(Interface dataset entries)
· · · ·

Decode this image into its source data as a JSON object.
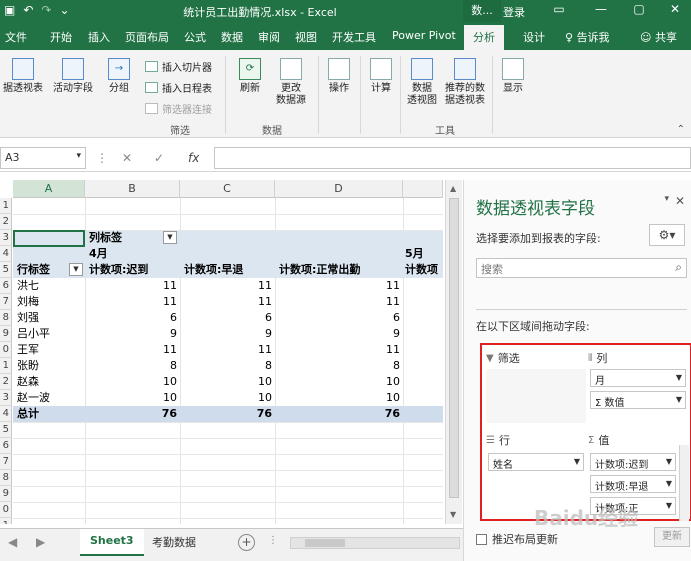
{
  "titlebar": {
    "title": "统计员工出勤情况.xlsx - Excel",
    "context_tab": "数...",
    "login": "登录",
    "qa_icons": [
      "save-icon",
      "undo-icon",
      "redo-icon",
      "customize-icon"
    ]
  },
  "tabs": {
    "items": [
      {
        "label": "文件"
      },
      {
        "label": "开始"
      },
      {
        "label": "插入"
      },
      {
        "label": "页面布局"
      },
      {
        "label": "公式"
      },
      {
        "label": "数据"
      },
      {
        "label": "审阅"
      },
      {
        "label": "视图"
      },
      {
        "label": "开发工具"
      },
      {
        "label": "Power Pivot"
      },
      {
        "label": "分析"
      },
      {
        "label": "设计"
      }
    ],
    "active": "分析",
    "tell_me": "告诉我",
    "share": "共享"
  },
  "ribbon": {
    "pivot_options": "据透视表",
    "active_field": "活动字段",
    "group": "分组",
    "insert_slicer": "插入切片器",
    "insert_timeline": "插入日程表",
    "filter_connections": "筛选器连接",
    "filter_group": "筛选",
    "refresh": "刷新",
    "change_source_1": "更改",
    "change_source_2": "数据源",
    "data_group": "数据",
    "actions": "操作",
    "calculations": "计算",
    "pivot_chart_1": "数据",
    "pivot_chart_2": "透视图",
    "recommended_1": "推荐的数",
    "recommended_2": "据透视表",
    "tools_group": "工具",
    "show": "显示"
  },
  "formula_bar": {
    "name_box": "A3",
    "fx": "fx",
    "value": ""
  },
  "grid": {
    "columns": [
      "A",
      "B",
      "C",
      "D"
    ],
    "rows": [
      "1",
      "2",
      "3",
      "4",
      "5",
      "6",
      "7",
      "8",
      "9",
      "0",
      "1",
      "2",
      "3",
      "4",
      "5",
      "6",
      "7",
      "8",
      "9",
      "0",
      "1"
    ],
    "col_label_header": "列标签",
    "row_label_header": "行标签",
    "month1": "4月",
    "month2": "5月",
    "headers": [
      "计数项:迟到",
      "计数项:早退",
      "计数项:正常出勤",
      "计数项"
    ],
    "data_rows": [
      {
        "name": "洪七",
        "values": [
          11,
          11,
          11
        ]
      },
      {
        "name": "刘梅",
        "values": [
          11,
          11,
          11
        ]
      },
      {
        "name": "刘强",
        "values": [
          6,
          6,
          6
        ]
      },
      {
        "name": "吕小平",
        "values": [
          9,
          9,
          9
        ]
      },
      {
        "name": "王军",
        "values": [
          11,
          11,
          11
        ]
      },
      {
        "name": "张盼",
        "values": [
          8,
          8,
          8
        ]
      },
      {
        "name": "赵森",
        "values": [
          10,
          10,
          10
        ]
      },
      {
        "name": "赵一波",
        "values": [
          10,
          10,
          10
        ]
      }
    ],
    "total": {
      "name": "总计",
      "values": [
        76,
        76,
        76
      ]
    }
  },
  "sheets": {
    "tabs": [
      "Sheet3",
      "考勤数据"
    ],
    "active": "Sheet3",
    "add": "+"
  },
  "pane": {
    "title": "数据透视表字段",
    "hint": "选择要添加到报表的字段:",
    "search_placeholder": "搜索",
    "drag_hint": "在以下区域间拖动字段:",
    "filters_label": "筛选",
    "columns_label": "列",
    "rows_label": "行",
    "values_label": "值",
    "column_fields": [
      "月",
      "数值"
    ],
    "row_fields": [
      "姓名"
    ],
    "value_fields": [
      "计数项:迟到",
      "计数项:早退",
      "计数项:正"
    ],
    "defer_label": "推迟布局更新",
    "update_button": "更新"
  },
  "watermark": "Baidu经验",
  "colors": {
    "accent": "#217346",
    "pivot_band": "#dce6f1",
    "highlight_border": "#e02020"
  }
}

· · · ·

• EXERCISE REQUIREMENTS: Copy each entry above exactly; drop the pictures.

• YOUR RESPONSE:
Decode this image into its source data as a JSON object.
{
  "titlebar": {
    "title": "统计员工出勤情况.xlsx - Excel",
    "context_tab": "数...",
    "login": "登录",
    "qa_icons": [
      "save-icon",
      "undo-icon",
      "redo-icon",
      "customize-icon"
    ]
  },
  "tabs": {
    "items": [
      {
        "label": "文件"
      },
      {
        "label": "开始"
      },
      {
        "label": "插入"
      },
      {
        "label": "页面布局"
      },
      {
        "label": "公式"
      },
      {
        "label": "数据"
      },
      {
        "label": "审阅"
      },
      {
        "label": "视图"
      },
      {
        "label": "开发工具"
      },
      {
        "label": "Power Pivot"
      },
      {
        "label": "分析"
      },
      {
        "label": "设计"
      }
    ],
    "active": "分析",
    "tell_me": "告诉我",
    "share": "共享"
  },
  "ribbon": {
    "pivot_options": "据透视表",
    "active_field": "活动字段",
    "group": "分组",
    "insert_slicer": "插入切片器",
    "insert_timeline": "插入日程表",
    "filter_connections": "筛选器连接",
    "filter_group": "筛选",
    "refresh": "刷新",
    "change_source_1": "更改",
    "change_source_2": "数据源",
    "data_group": "数据",
    "actions": "操作",
    "calculations": "计算",
    "pivot_chart_1": "数据",
    "pivot_chart_2": "透视图",
    "recommended_1": "推荐的数",
    "recommended_2": "据透视表",
    "tools_group": "工具",
    "show": "显示"
  },
  "formula_bar": {
    "name_box": "A3",
    "fx": "fx",
    "value": ""
  },
  "grid": {
    "columns": [
      "A",
      "B",
      "C",
      "D"
    ],
    "rows": [
      "1",
      "2",
      "3",
      "4",
      "5",
      "6",
      "7",
      "8",
      "9",
      "0",
      "1",
      "2",
      "3",
      "4",
      "5",
      "6",
      "7",
      "8",
      "9",
      "0",
      "1"
    ],
    "col_label_header": "列标签",
    "row_label_header": "行标签",
    "month1": "4月",
    "month2": "5月",
    "headers": [
      "计数项:迟到",
      "计数项:早退",
      "计数项:正常出勤",
      "计数项"
    ],
    "data_rows": [
      {
        "name": "洪七",
        "values": [
          11,
          11,
          11
        ]
      },
      {
        "name": "刘梅",
        "values": [
          11,
          11,
          11
        ]
      },
      {
        "name": "刘强",
        "values": [
          6,
          6,
          6
        ]
      },
      {
        "name": "吕小平",
        "values": [
          9,
          9,
          9
        ]
      },
      {
        "name": "王军",
        "values": [
          11,
          11,
          11
        ]
      },
      {
        "name": "张盼",
        "values": [
          8,
          8,
          8
        ]
      },
      {
        "name": "赵森",
        "values": [
          10,
          10,
          10
        ]
      },
      {
        "name": "赵一波",
        "values": [
          10,
          10,
          10
        ]
      }
    ],
    "total": {
      "name": "总计",
      "values": [
        76,
        76,
        76
      ]
    }
  },
  "sheets": {
    "tabs": [
      "Sheet3",
      "考勤数据"
    ],
    "active": "Sheet3",
    "add": "+"
  },
  "pane": {
    "title": "数据透视表字段",
    "hint": "选择要添加到报表的字段:",
    "search_placeholder": "搜索",
    "drag_hint": "在以下区域间拖动字段:",
    "filters_label": "筛选",
    "columns_label": "列",
    "rows_label": "行",
    "values_label": "值",
    "column_fields": [
      "月",
      "数值"
    ],
    "row_fields": [
      "姓名"
    ],
    "value_fields": [
      "计数项:迟到",
      "计数项:早退",
      "计数项:正"
    ],
    "defer_label": "推迟布局更新",
    "update_button": "更新"
  },
  "watermark": "Baidu经验",
  "colors": {
    "accent": "#217346",
    "pivot_band": "#dce6f1",
    "highlight_border": "#e02020"
  }
}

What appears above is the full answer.